▶ What the exercise asks: Copy out the lines of the material that include the string "icon".

▶ Data provided:
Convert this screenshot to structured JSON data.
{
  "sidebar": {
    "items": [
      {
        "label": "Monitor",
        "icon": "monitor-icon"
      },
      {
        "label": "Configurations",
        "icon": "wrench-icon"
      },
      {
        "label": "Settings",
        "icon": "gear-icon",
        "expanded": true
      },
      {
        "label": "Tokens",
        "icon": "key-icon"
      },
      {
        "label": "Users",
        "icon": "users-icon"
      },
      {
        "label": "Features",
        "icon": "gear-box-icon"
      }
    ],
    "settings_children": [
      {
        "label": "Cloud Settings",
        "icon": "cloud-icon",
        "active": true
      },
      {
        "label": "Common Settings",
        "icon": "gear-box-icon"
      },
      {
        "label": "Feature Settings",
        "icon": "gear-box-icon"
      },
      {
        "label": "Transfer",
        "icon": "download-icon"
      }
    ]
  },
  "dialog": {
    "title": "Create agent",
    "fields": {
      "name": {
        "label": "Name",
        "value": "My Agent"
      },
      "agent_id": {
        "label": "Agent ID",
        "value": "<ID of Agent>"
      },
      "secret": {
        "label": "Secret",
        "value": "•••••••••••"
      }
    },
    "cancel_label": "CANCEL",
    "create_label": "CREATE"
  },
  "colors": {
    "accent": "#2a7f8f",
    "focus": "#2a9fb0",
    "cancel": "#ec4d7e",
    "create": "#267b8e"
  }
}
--
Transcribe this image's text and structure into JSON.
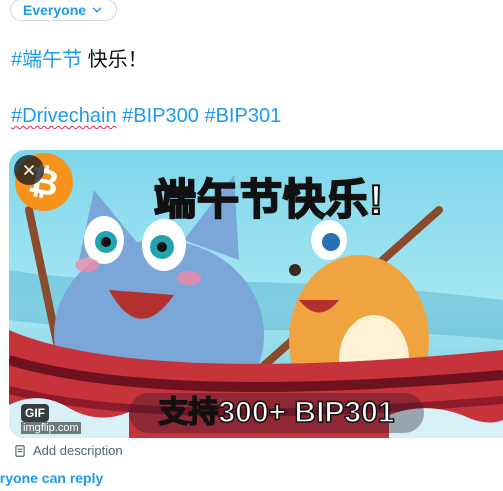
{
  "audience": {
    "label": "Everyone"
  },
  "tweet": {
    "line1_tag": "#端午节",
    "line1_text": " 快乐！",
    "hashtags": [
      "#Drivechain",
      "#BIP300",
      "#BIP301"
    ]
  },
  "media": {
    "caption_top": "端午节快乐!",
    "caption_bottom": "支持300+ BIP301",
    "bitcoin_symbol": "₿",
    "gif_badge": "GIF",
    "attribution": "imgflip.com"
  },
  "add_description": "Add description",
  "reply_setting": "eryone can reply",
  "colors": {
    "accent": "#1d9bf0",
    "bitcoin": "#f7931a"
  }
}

▶ Solved problem:
        "icon": "monitor-icon"
        "icon": "wrench-icon"
        "icon": "gear-icon",
        "icon": "key-icon"
        "icon": "users-icon"
        "icon": "gear-box-icon"
        "icon": "cloud-icon",
        "icon": "gear-box-icon"
        "icon": "gear-box-icon"
        "icon": "download-icon"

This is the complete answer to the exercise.